All of Part I (Chapter 1)
All of Part II (Chapter 2 and 3)
Part IV: Chapter 6 (“Endurance for Scouts”)
Part V: Chapter 9 (“Patriotism”)
All of Part VI (“Notes for Instructors”)
Appendix: Continence

Week 10:
George Moore, Albert Nobbs (in Celibate Lives)

Required Critical Reading:

Lisa Hager, "A Case for a Trans Studies Turn in Victorian Studies: 'Female Husbands' of the Nineteenth Century" in Victorian Review 44.1.

Jen Manion, Chapter 5: "Workers" in Female Husbands: A Trans History.


BOOKS TO PURCHASE FOR 2017/18 (IN ORDER OF APPEARANCE)*

* Please see the syllabus above for weeks when the readings/secondary readings will be available online.

Term 1:

George and Weedon Grossmith, The Diary of a Nobody (1892) [Wordsworth Classics edition]

Stephen Crane, Maggie: A Girl of the Streets and Other Tales of New York [Penguin Classics Edition]

Arthur Morrison, A Child of the Jago (1896) [ Oxford, or fantastic Broadview edition by Diana Maltz]

Joaquim Maria Machado de Assis, Dom Casmurro (1899) [Library of Latin America Edition, trans.
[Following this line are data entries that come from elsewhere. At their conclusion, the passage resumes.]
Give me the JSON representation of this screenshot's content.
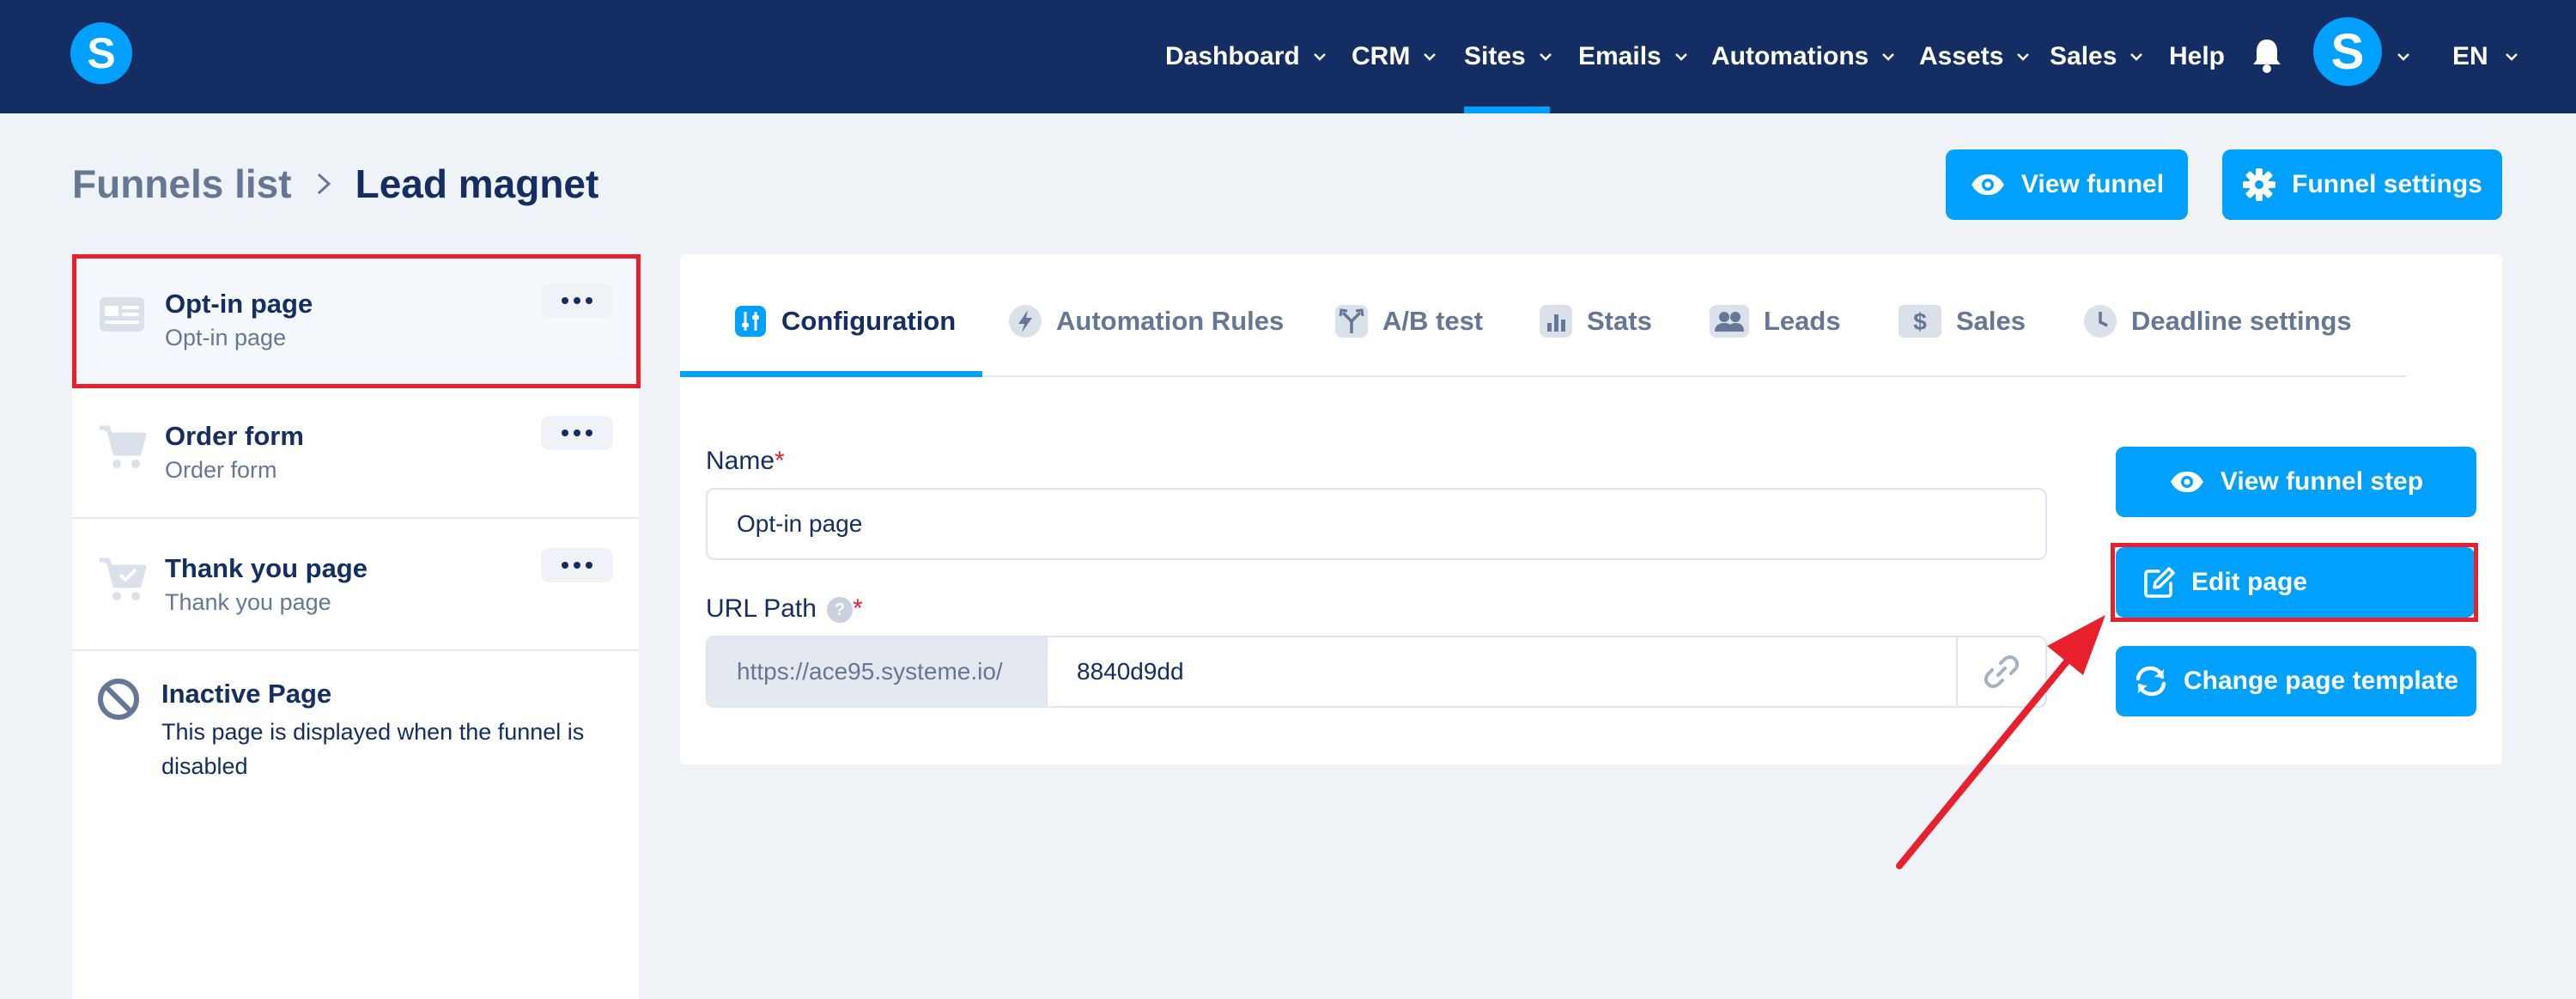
{
  "navbar": {
    "logo_letter": "S",
    "items": [
      {
        "label": "Dashboard",
        "has_dropdown": true
      },
      {
        "label": "CRM",
        "has_dropdown": true
      },
      {
        "label": "Sites",
        "has_dropdown": true,
        "active": true
      },
      {
        "label": "Emails",
        "has_dropdown": true
      },
      {
        "label": "Automations",
        "has_dropdown": true
      },
      {
        "label": "Assets",
        "has_dropdown": true
      },
      {
        "label": "Sales",
        "has_dropdown": true
      },
      {
        "label": "Help",
        "has_dropdown": false
      }
    ],
    "avatar_letter": "S",
    "language": "EN"
  },
  "breadcrumb": {
    "parent": "Funnels list",
    "current": "Lead magnet"
  },
  "header_buttons": {
    "view_funnel": "View funnel",
    "funnel_settings": "Funnel settings"
  },
  "sidebar": {
    "steps": [
      {
        "title": "Opt-in page",
        "subtitle": "Opt-in page",
        "icon": "page-icon"
      },
      {
        "title": "Order form",
        "subtitle": "Order form",
        "icon": "cart-icon"
      },
      {
        "title": "Thank you page",
        "subtitle": "Thank you page",
        "icon": "cart-check-icon"
      }
    ],
    "inactive": {
      "title": "Inactive Page",
      "description": "This page is displayed when the funnel is disabled",
      "icon": "ban-icon"
    }
  },
  "tabs": [
    {
      "label": "Configuration",
      "icon": "sliders-icon",
      "active": true
    },
    {
      "label": "Automation Rules",
      "icon": "bolt-icon"
    },
    {
      "label": "A/B test",
      "icon": "split-icon"
    },
    {
      "label": "Stats",
      "icon": "bar-chart-icon"
    },
    {
      "label": "Leads",
      "icon": "users-icon"
    },
    {
      "label": "Sales",
      "icon": "dollar-icon"
    },
    {
      "label": "Deadline settings",
      "icon": "clock-icon"
    }
  ],
  "form": {
    "name_label": "Name",
    "name_value": "Opt-in page",
    "url_label": "URL Path",
    "url_prefix": "https://ace95.systeme.io/",
    "url_value": "8840d9dd",
    "required_mark": "*",
    "help_mark": "?"
  },
  "actions": {
    "view_step": "View funnel step",
    "edit_page": "Edit page",
    "change_template": "Change page template"
  },
  "colors": {
    "navbar": "#142d63",
    "accent": "#00a0ff",
    "highlight": "#e8202d",
    "background": "#eff3f8"
  }
}
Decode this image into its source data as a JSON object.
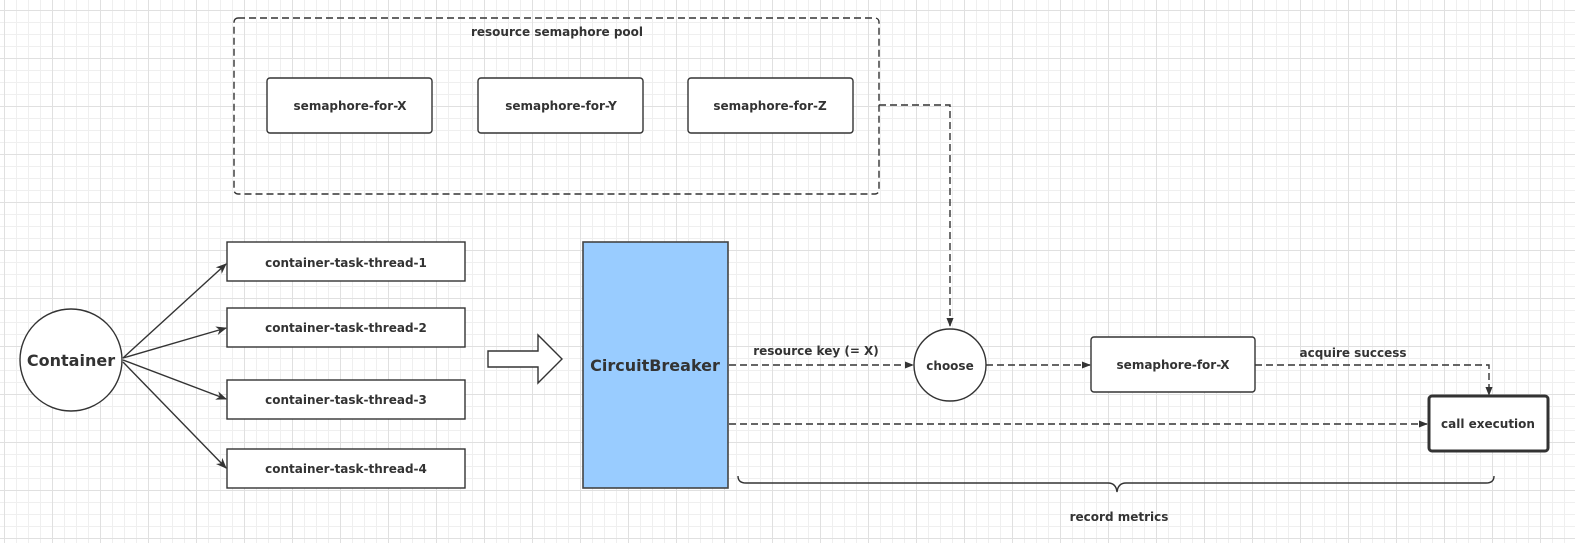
{
  "colors": {
    "stroke": "#333333",
    "circuit_breaker_fill": "#99ccff",
    "node_fill": "#ffffff",
    "grid_minor": "#efefef",
    "grid_major": "#e0e0e0"
  },
  "pool": {
    "title": "resource semaphore pool",
    "semaphores": [
      "semaphore-for-X",
      "semaphore-for-Y",
      "semaphore-for-Z"
    ]
  },
  "container": {
    "label": "Container"
  },
  "threads": [
    "container-task-thread-1",
    "container-task-thread-2",
    "container-task-thread-3",
    "container-task-thread-4"
  ],
  "circuit_breaker": {
    "label": "CircuitBreaker"
  },
  "choose": {
    "label": "choose"
  },
  "selected_semaphore": {
    "label": "semaphore-for-X"
  },
  "call_execution": {
    "label": "call execution"
  },
  "edges": {
    "resource_key": "resource key  (= X)",
    "acquire_success": "acquire success"
  },
  "brace": {
    "label": "record metrics"
  }
}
John Gledson ONLY]

Amy Levy, The Romance of a Shop (1888) [Broadview edition]

Richard Marsh, The Beetle (1897)

Term 2:

Henrik Ibsen, Ghosts (1881)

George Bernard Shaw, Mrs Warren’s Profession (1893)

Elaine Showalter, ed. Daughters of Decadence

Joseph Jeffrey Walters, Guanya Pau: A Story of an African Princess (1891) [Broadview edition, ed. Gareth Griffiths]

Miles Franklin, My Brilliant Career (1901)

Robert Baden-Powell, Scouting for Boys (1899) [Oxford UP edition edited by Elleke Boehmer ONLY]

Oscar Wilde, De Profundis (1897) [Penguin edition edited by Colm Toibin ONLY]

George Moore, Albert Nobbs (1918)


Background Reading:

A list of background reading and reading useful for preparing your Term 1 and Term 2 essays can be found on the Library reading list (Talis Aspire). If you have suggestions for readings to add to this list, please let me know.

Assessment:

In 2021-22, there will be no exam for this module.

Non-finalists:

  • An in-class presentation plus subsequent 1,500-word reflective write-up (20% percent)
  • A 2,500-word essay covering term 1 materials based on set essay titles or on an independently-developed topic approved by your tutor (40%)
  • A 2,500-word essay covering term 2 materials based on set essay titles or on an independently-developed topic approved by your tutor (40%)

Finalists:

  • An in-class presentation plus subsequent 1,500-word reflective write-up (20% percent)
  • A 3,000-word essay covering term 1 materials and requiring independent development of the topic and independent researching with nineteenth-century primary materials: 3,000 words (40%)
  • A 3000-word essay covering term 2 materials requiring independent development of the topic and independent researching with nineteenth-century primary materials (40%)